→ **Collected data**:
★ ★ ★ ★ ★ ★ ★
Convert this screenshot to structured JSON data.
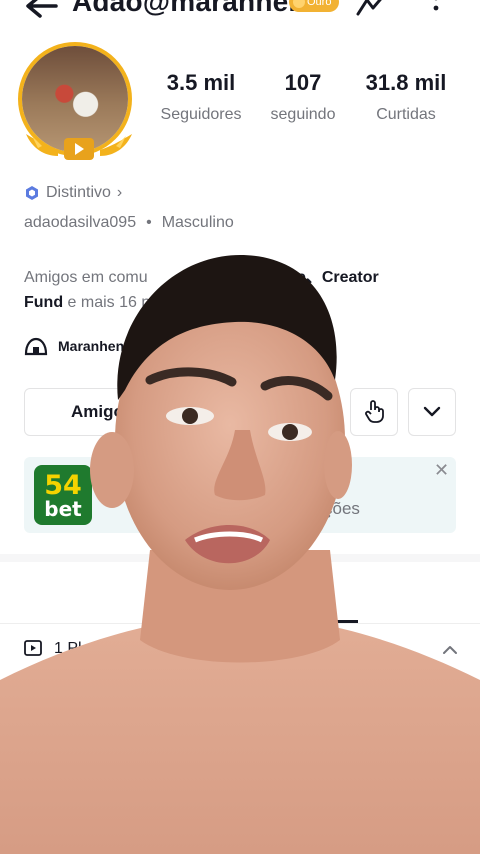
{
  "header": {
    "username": "Adão@maranhens",
    "badge": "Ouro"
  },
  "stats": [
    {
      "value": "3.5 mil",
      "label": "Seguidores"
    },
    {
      "value": "107",
      "label": "seguindo"
    },
    {
      "value": "31.8 mil",
      "label": "Curtidas"
    }
  ],
  "profile": {
    "distintivo": "Distintivo",
    "handle": "adaodasilva095",
    "dot": "•",
    "gender": "Masculino",
    "friends_prefix": "Amigos em comu",
    "friends_hl1": "hense、Creator",
    "friends_hl2": "Fund",
    "friends_suffix": " e mais 16 p",
    "community": "Maranhens"
  },
  "buttons": {
    "friends": "Amigo"
  },
  "ad": {
    "logo_num": "54",
    "logo_text": "bet",
    "text": "ções",
    "close": "✕"
  },
  "playlist": {
    "label": "1 Pl"
  },
  "colors": {
    "text_primary": "#161823",
    "text_secondary": "#73757c",
    "badge_gold": "#f2b233",
    "distintivo_blue": "#5b7be0",
    "ad_bg": "#eef6f7",
    "logo_green": "#1f7a2e",
    "logo_yellow": "#f5d300"
  }
}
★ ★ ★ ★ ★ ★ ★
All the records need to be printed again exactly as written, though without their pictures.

Convert this screenshot to structured JSON data.
{
  "header": {
    "username": "Adão@maranhens",
    "badge": "Ouro"
  },
  "stats": [
    {
      "value": "3.5 mil",
      "label": "Seguidores"
    },
    {
      "value": "107",
      "label": "seguindo"
    },
    {
      "value": "31.8 mil",
      "label": "Curtidas"
    }
  ],
  "profile": {
    "distintivo": "Distintivo",
    "handle": "adaodasilva095",
    "dot": "•",
    "gender": "Masculino",
    "friends_prefix": "Amigos em comu",
    "friends_hl1": "hense、Creator",
    "friends_hl2": "Fund",
    "friends_suffix": " e mais 16 p",
    "community": "Maranhens"
  },
  "buttons": {
    "friends": "Amigo"
  },
  "ad": {
    "logo_num": "54",
    "logo_text": "bet",
    "text": "ções",
    "close": "✕"
  },
  "playlist": {
    "label": "1 Pl"
  },
  "colors": {
    "text_primary": "#161823",
    "text_secondary": "#73757c",
    "badge_gold": "#f2b233",
    "distintivo_blue": "#5b7be0",
    "ad_bg": "#eef6f7",
    "logo_green": "#1f7a2e",
    "logo_yellow": "#f5d300"
  }
}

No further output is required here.